# Instructions to follow
Could each record be restated word for word?

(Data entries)

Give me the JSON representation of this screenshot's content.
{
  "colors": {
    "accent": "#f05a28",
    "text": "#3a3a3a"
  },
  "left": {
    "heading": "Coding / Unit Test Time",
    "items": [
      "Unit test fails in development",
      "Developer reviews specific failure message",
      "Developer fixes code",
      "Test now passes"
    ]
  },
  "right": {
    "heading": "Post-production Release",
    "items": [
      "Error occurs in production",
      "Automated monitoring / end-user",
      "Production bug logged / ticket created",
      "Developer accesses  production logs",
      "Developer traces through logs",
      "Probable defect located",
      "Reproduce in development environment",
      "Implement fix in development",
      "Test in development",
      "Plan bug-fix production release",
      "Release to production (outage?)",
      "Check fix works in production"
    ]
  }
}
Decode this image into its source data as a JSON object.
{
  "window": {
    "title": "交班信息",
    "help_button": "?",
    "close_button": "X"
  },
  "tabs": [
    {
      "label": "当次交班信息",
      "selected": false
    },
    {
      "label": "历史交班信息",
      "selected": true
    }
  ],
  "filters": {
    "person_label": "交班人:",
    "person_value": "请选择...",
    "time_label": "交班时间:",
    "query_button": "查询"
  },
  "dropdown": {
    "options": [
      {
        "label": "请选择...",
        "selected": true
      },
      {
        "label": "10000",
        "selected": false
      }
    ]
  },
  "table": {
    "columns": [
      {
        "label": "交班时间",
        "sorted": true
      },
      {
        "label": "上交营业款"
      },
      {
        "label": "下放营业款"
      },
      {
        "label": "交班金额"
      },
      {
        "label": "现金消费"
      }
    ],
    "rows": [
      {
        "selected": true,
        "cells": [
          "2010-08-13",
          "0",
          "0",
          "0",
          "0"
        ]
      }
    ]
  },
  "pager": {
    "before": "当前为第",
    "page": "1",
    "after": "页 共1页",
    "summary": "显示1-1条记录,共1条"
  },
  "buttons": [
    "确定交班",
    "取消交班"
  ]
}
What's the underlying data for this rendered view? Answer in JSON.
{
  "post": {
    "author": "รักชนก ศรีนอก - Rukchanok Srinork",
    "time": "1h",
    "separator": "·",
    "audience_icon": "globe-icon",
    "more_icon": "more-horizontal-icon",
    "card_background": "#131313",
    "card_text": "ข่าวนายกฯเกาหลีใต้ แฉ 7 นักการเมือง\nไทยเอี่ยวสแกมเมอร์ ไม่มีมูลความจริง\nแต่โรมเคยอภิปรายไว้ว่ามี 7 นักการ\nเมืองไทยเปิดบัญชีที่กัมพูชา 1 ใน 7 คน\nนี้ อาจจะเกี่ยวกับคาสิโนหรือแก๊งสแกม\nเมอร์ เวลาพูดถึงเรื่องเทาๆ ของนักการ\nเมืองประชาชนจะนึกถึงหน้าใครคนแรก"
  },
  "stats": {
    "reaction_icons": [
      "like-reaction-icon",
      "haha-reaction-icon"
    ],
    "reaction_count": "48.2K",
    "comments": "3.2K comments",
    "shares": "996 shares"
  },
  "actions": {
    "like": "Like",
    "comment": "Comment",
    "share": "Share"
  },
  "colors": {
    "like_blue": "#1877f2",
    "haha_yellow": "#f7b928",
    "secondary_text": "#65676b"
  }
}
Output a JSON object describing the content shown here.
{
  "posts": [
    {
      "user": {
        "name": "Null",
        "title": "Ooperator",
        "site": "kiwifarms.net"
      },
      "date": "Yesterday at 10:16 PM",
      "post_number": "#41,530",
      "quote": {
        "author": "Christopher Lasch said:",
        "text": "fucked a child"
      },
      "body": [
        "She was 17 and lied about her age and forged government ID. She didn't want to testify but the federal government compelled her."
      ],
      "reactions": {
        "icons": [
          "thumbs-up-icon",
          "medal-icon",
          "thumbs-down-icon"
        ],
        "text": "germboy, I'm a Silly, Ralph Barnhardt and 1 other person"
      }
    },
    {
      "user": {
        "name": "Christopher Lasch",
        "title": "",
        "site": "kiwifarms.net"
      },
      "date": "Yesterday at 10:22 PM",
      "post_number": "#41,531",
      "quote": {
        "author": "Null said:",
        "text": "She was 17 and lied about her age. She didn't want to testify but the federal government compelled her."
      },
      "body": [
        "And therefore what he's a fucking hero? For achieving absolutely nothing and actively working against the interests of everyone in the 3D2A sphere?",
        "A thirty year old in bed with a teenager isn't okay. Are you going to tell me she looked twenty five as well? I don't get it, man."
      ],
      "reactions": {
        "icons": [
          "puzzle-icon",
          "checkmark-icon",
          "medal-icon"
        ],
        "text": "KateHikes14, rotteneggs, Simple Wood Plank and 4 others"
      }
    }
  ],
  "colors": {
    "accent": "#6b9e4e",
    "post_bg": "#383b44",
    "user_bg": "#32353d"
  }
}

# Solved problem
Give me the JSON representation of this screenshot's content.
{
  "colors": {
    "accent": "#f05a28",
    "text": "#3a3a3a"
  },
  "left": {
    "heading": "Coding / Unit Test Time",
    "items": [
      "Unit test fails in development",
      "Developer reviews specific failure message",
      "Developer fixes code",
      "Test now passes"
    ]
  },
  "right": {
    "heading": "Post-production Release",
    "items": [
      "Error occurs in production",
      "Automated monitoring / end-user",
      "Production bug logged / ticket created",
      "Developer accesses  production logs",
      "Developer traces through logs",
      "Probable defect located",
      "Reproduce in development environment",
      "Implement fix in development",
      "Test in development",
      "Plan bug-fix production release",
      "Release to production (outage?)",
      "Check fix works in production"
    ]
  }
}
Decode this image into its source data as a JSON object.
{
  "window": {
    "title": "交班信息",
    "help_button": "?",
    "close_button": "X"
  },
  "tabs": [
    {
      "label": "当次交班信息",
      "selected": false
    },
    {
      "label": "历史交班信息",
      "selected": true
    }
  ],
  "filters": {
    "person_label": "交班人:",
    "person_value": "请选择...",
    "time_label": "交班时间:",
    "query_button": "查询"
  },
  "dropdown": {
    "options": [
      {
        "label": "请选择...",
        "selected": true
      },
      {
        "label": "10000",
        "selected": false
      }
    ]
  },
  "table": {
    "columns": [
      {
        "label": "交班时间",
        "sorted": true
      },
      {
        "label": "上交营业款"
      },
      {
        "label": "下放营业款"
      },
      {
        "label": "交班金额"
      },
      {
        "label": "现金消费"
      }
    ],
    "rows": [
      {
        "selected": true,
        "cells": [
          "2010-08-13",
          "0",
          "0",
          "0",
          "0"
        ]
      }
    ]
  },
  "pager": {
    "before": "当前为第",
    "page": "1",
    "after": "页 共1页",
    "summary": "显示1-1条记录,共1条"
  },
  "buttons": [
    "确定交班",
    "取消交班"
  ]
}
What's the underlying data for this rendered view? Answer in JSON.
{
  "post": {
    "author": "รักชนก ศรีนอก - Rukchanok Srinork",
    "time": "1h",
    "separator": "·",
    "audience_icon": "globe-icon",
    "more_icon": "more-horizontal-icon",
    "card_background": "#131313",
    "card_text": "ข่าวนายกฯเกาหลีใต้ แฉ 7 นักการเมือง\nไทยเอี่ยวสแกมเมอร์ ไม่มีมูลความจริง\nแต่โรมเคยอภิปรายไว้ว่ามี 7 นักการ\nเมืองไทยเปิดบัญชีที่กัมพูชา 1 ใน 7 คน\nนี้ อาจจะเกี่ยวกับคาสิโนหรือแก๊งสแกม\nเมอร์ เวลาพูดถึงเรื่องเทาๆ ของนักการ\nเมืองประชาชนจะนึกถึงหน้าใครคนแรก"
  },
  "stats": {
    "reaction_icons": [
      "like-reaction-icon",
      "haha-reaction-icon"
    ],
    "reaction_count": "48.2K",
    "comments": "3.2K comments",
    "shares": "996 shares"
  },
  "actions": {
    "like": "Like",
    "comment": "Comment",
    "share": "Share"
  },
  "colors": {
    "like_blue": "#1877f2",
    "haha_yellow": "#f7b928",
    "secondary_text": "#65676b"
  }
}
Output a JSON object describing the content shown here.
{
  "posts": [
    {
      "user": {
        "name": "Null",
        "title": "Ooperator",
        "site": "kiwifarms.net"
      },
      "date": "Yesterday at 10:16 PM",
      "post_number": "#41,530",
      "quote": {
        "author": "Christopher Lasch said:",
        "text": "fucked a child"
      },
      "body": [
        "She was 17 and lied about her age and forged government ID. She didn't want to testify but the federal government compelled her."
      ],
      "reactions": {
        "icons": [
          "thumbs-up-icon",
          "medal-icon",
          "thumbs-down-icon"
        ],
        "text": "germboy, I'm a Silly, Ralph Barnhardt and 1 other person"
      }
    },
    {
      "user": {
        "name": "Christopher Lasch",
        "title": "",
        "site": "kiwifarms.net"
      },
      "date": "Yesterday at 10:22 PM",
      "post_number": "#41,531",
      "quote": {
        "author": "Null said:",
        "text": "She was 17 and lied about her age. She didn't want to testify but the federal government compelled her."
      },
      "body": [
        "And therefore what he's a fucking hero? For achieving absolutely nothing and actively working against the interests of everyone in the 3D2A sphere?",
        "A thirty year old in bed with a teenager isn't okay. Are you going to tell me she looked twenty five as well? I don't get it, man."
      ],
      "reactions": {
        "icons": [
          "puzzle-icon",
          "checkmark-icon",
          "medal-icon"
        ],
        "text": "KateHikes14, rotteneggs, Simple Wood Plank and 4 others"
      }
    }
  ],
  "colors": {
    "accent": "#6b9e4e",
    "post_bg": "#383b44",
    "user_bg": "#32353d"
  }
}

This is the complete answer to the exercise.